[Data records]
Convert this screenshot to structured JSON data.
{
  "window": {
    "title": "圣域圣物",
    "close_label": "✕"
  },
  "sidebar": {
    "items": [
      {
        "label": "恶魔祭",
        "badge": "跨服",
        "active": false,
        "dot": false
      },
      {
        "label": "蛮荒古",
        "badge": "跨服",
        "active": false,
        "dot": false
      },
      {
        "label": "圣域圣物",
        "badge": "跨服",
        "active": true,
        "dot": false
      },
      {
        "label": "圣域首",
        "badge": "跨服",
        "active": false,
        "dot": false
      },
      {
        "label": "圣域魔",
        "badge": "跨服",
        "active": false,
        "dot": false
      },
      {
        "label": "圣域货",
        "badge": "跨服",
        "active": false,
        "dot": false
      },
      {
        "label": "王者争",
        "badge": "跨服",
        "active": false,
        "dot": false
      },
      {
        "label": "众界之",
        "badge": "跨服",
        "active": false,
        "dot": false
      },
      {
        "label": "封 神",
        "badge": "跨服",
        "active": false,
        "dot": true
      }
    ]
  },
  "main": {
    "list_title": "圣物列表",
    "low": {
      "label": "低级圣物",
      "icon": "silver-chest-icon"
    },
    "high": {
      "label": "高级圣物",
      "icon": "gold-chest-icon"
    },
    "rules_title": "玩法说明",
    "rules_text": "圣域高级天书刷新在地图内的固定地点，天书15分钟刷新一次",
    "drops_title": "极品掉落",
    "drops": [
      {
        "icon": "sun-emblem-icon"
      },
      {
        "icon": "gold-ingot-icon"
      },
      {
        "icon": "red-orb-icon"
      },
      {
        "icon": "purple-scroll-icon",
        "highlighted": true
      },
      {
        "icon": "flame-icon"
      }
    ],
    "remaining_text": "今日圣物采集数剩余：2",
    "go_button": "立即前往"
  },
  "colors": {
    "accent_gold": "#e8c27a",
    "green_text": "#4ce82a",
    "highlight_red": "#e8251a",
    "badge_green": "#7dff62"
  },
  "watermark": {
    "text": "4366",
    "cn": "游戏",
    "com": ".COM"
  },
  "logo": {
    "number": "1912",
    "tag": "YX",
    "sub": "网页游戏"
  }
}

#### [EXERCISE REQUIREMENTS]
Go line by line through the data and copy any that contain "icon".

#### [SOLUTION FOR THIS TASK]
      "icon": "silver-chest-icon"
      "icon": "gold-chest-icon"
        "icon": "sun-emblem-icon"
        "icon": "gold-ingot-icon"
        "icon": "red-orb-icon"
        "icon": "purple-scroll-icon",
        "icon": "flame-icon"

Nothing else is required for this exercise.